(Records from a dataset)
+-------+
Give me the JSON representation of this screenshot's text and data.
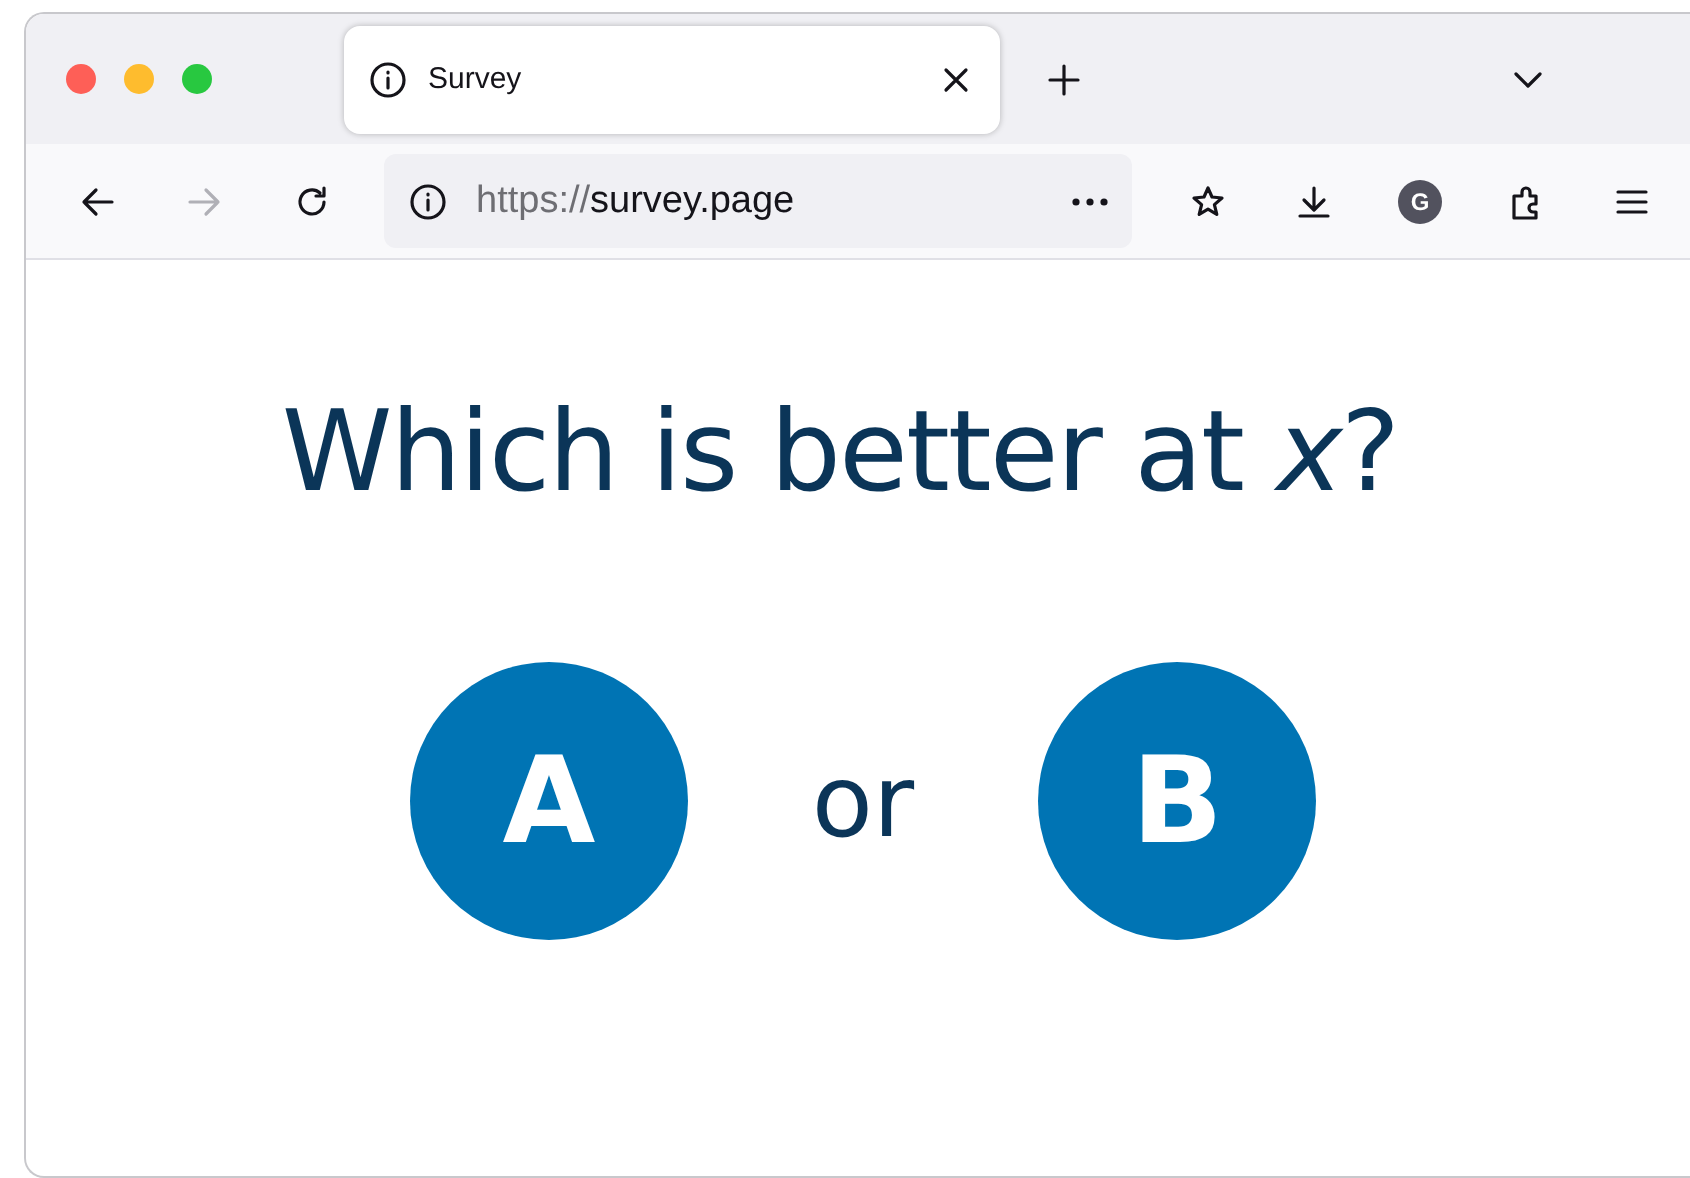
{
  "tab": {
    "title": "Survey",
    "selected": true
  },
  "address": {
    "scheme": "https://",
    "host": "survey.page"
  },
  "account": {
    "initial": "G"
  },
  "page": {
    "heading": "Which is better at *x*?",
    "options": [
      {
        "label": "A"
      },
      {
        "label": "B"
      }
    ],
    "separator": "or"
  }
}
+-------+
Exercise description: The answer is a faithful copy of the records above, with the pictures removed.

Solution:
Give me the JSON representation of this screenshot's text and data.
{
  "tab": {
    "title": "Survey",
    "selected": true
  },
  "address": {
    "scheme": "https://",
    "host": "survey.page"
  },
  "account": {
    "initial": "G"
  },
  "page": {
    "heading": "Which is better at *x*?",
    "options": [
      {
        "label": "A"
      },
      {
        "label": "B"
      }
    ],
    "separator": "or"
  }
}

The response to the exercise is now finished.